- **The task**
Whenever a line below includes the string "title", show it.

#### Dataset records ####

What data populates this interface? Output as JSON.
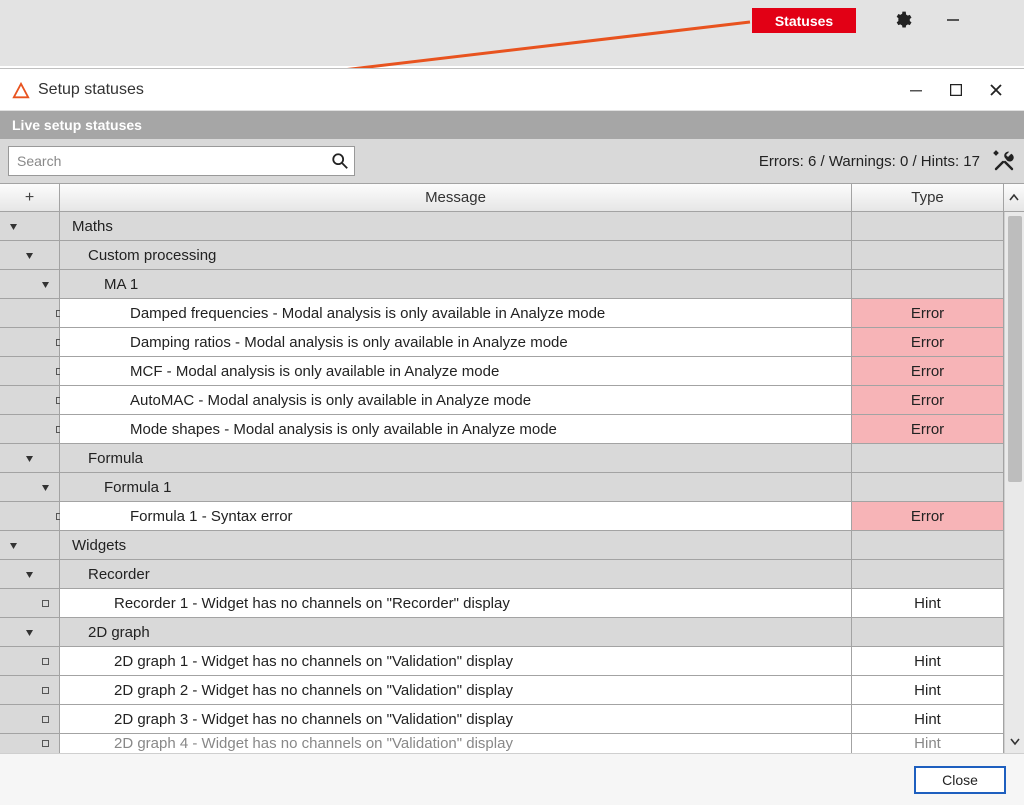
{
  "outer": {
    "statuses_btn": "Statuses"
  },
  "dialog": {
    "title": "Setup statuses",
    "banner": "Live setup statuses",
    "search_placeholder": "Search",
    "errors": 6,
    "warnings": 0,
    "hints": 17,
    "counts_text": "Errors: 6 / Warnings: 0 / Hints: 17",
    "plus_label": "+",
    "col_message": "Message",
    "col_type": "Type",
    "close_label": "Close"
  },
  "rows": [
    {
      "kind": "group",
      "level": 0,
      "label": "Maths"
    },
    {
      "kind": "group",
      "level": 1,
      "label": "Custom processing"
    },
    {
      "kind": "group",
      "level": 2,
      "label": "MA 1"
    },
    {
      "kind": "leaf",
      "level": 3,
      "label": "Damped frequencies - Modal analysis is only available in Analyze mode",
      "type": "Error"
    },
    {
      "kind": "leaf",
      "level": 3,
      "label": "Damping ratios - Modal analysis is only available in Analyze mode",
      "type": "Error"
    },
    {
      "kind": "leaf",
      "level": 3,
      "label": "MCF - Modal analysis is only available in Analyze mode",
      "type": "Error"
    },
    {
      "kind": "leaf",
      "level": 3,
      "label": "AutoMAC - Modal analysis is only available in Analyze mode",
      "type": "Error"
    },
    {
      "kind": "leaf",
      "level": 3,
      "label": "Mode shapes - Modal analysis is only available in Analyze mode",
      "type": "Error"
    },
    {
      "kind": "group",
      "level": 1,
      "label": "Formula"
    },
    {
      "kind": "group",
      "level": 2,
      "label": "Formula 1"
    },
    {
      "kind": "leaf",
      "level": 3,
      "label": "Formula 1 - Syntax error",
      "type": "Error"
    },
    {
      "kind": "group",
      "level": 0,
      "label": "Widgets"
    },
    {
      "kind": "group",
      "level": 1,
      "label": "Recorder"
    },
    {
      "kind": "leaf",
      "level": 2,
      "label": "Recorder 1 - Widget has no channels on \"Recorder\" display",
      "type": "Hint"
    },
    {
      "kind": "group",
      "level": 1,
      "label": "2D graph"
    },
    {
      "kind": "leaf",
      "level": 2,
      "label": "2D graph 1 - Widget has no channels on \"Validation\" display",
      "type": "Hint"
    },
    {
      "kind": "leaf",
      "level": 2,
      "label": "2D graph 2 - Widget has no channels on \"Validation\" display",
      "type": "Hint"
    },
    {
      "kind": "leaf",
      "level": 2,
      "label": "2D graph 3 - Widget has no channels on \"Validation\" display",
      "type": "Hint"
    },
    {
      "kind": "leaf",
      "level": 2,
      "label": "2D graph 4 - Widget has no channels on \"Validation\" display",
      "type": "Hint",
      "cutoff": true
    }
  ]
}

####
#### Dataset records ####

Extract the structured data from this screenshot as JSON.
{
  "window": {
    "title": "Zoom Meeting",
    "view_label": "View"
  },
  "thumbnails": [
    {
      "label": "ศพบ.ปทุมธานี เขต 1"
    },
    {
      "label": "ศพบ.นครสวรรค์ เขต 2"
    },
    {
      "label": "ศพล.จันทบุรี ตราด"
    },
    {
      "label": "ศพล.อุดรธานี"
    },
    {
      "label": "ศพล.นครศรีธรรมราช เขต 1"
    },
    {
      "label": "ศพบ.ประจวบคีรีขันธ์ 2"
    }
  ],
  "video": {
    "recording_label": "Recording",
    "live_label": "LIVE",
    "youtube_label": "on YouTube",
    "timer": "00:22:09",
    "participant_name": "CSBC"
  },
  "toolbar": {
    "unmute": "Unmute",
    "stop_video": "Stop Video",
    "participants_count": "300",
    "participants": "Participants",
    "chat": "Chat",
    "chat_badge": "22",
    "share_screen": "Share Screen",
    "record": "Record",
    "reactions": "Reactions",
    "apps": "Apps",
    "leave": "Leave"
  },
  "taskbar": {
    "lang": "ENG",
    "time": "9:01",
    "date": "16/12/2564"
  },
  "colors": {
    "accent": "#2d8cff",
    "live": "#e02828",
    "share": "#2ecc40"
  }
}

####
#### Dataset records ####

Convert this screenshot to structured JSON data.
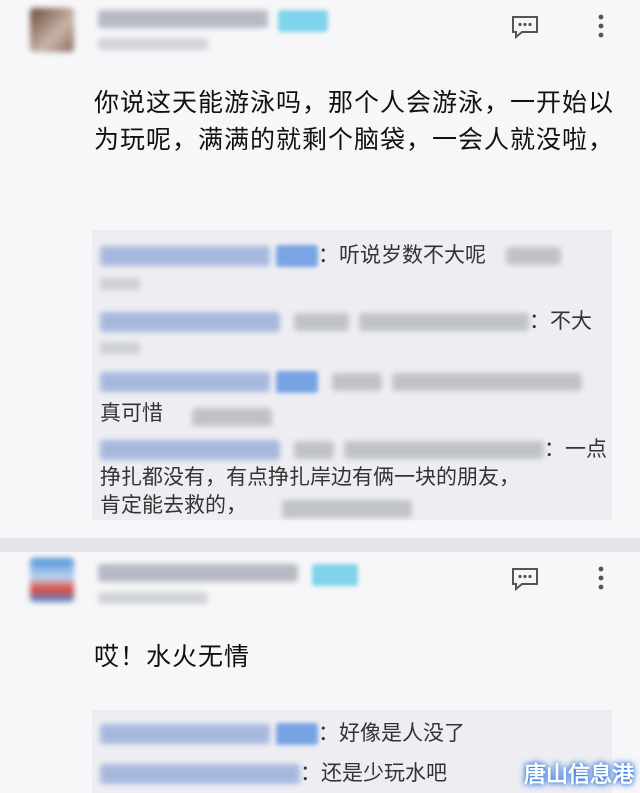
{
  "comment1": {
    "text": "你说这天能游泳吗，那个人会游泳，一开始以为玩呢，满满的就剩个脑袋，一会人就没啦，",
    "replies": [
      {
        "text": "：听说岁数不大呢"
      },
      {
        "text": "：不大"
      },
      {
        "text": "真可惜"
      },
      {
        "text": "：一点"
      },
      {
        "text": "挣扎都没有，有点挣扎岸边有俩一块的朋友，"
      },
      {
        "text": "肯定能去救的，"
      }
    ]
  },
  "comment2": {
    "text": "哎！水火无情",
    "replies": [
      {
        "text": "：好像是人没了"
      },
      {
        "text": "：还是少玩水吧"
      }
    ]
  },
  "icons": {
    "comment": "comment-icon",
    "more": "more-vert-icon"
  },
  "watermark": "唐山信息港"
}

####

- **Result for this task**
    "title": "Setup statuses",
    "title": "Zoom Meeting",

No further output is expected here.